I realised something not very long ago. It wasn’t a comfortable realisation, but the kind of observation that can only come from being very mindful of and paying close attention to your own actions, reactions and motivations. Which is something that, over time and with varying degrees of success (and otherwise), I have tried ever more to be.
It stems, I realised, from the fact that I meet life with the the expectation that people won’t care very much about my happiness. Until very recently, this has been an unquestioned assumption, and upon reflection it couldn’t really be more wrong.
But with some investigation, it isn’t terribly hard to understand. It comes from decades of experience and conditioning from those most closely related to me. Which, in itself, is not a blame statement. We are all the result of our upbringing, however we experienced it. And I am only too aware that even siblings can experience their home life, their families, parents, schools, wildly differently. Nonetheless, what we are left to work with is the result of our own experience. We cannot work from anyone else’s. Nor is there any point in becoming distressed by someone else’s reality. It is their journey, just as much as yours is your own. Parents react to different children differently, just as different children react to the same parents differently. It is part of our remit, our hard-wiring, our Path.
The way I understand it is this: our conditioning, from childhood, ‘trains’ us to interact in certain ways, in response to the circumstances, functional or otherwise, in which we find ourselves learning about the world. And again, I’ll stress, different children will be trained in different ways by a similar set of circumstances, because so much also depends on the way we are made individually. If you have a high threshold for pain, or for pleasure, you will tolerate more of either than someone with a lower threshold. The same, of course, goes for integrity.
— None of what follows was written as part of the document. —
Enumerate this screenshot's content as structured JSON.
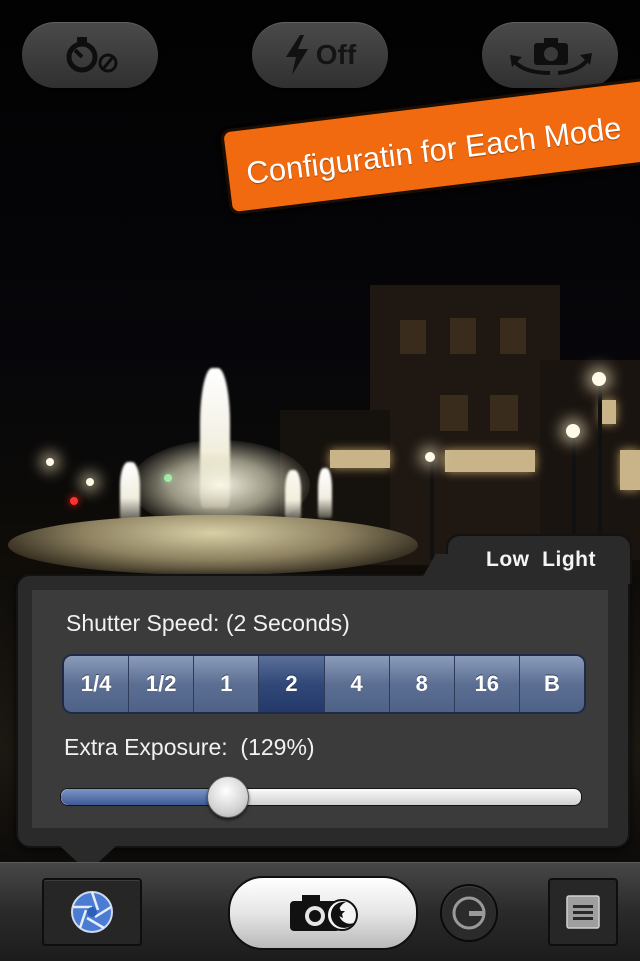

Or dishonesty. Anything, really.
We carry those methods of interaction that we have learned into the wider world, and, unchallenged, they dictate our relationships with those we meet and with whom we surround ourselves. If we have grown up in a safe and secure environment, trusting those around us, we will be naturally more trusting of those we meet outside that circle. We also, as a natural consequence of that conditioning, tend to gravitate towards people with similar methods of relating to those with whom we grew up. This, if our upbringing was healthy, will generally provide us with a healthy mode of interaction as adults. If, on the other hand, our upbringing was less functional, we are likely to collide with folk who challenge us to either fix it, or become ever more dysfunctionally entrenched. And adversity, as I have mentioned before, will throw those possibilities to their furthest extremes. It will teach you who you are.
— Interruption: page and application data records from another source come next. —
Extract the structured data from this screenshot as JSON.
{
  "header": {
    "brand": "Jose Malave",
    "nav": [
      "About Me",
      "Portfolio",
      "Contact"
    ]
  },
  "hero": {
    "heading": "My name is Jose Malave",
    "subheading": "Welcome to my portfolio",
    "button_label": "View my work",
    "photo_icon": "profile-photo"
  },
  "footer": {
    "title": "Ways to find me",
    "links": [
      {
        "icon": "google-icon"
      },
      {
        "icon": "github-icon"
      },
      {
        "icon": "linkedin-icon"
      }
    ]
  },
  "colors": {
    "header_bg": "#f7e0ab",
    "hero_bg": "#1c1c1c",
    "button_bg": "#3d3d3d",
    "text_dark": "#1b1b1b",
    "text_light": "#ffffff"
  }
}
On a lighter note, though, I began this piece with an uncomfortable realisation. Like so many people, my expectations of the world dictate my interaction with it. And my interaction is, I have begun to understand, an attempt to control or manipulate it to exceed my expectations. Put more simply, because I don’t expect the world to care much about my happiness, I struggle to allow my happiness to show. Because if I am happy, then the world can stop trying to make me happy. Do you see?
“Are you all right, darling?”
Fine…? Only two minutes earlier, I had been gazing out of the window at the reddening evening sky, sun setting over the cobbled-together fence and ploughed field that form the picturesque view from the kitchen. And I took the deepest breath of contentment and smiled to myself. I even registered my own gentle happiness with delight.
And then: “Are you all right, darling?”
Each day is a lesson, eh?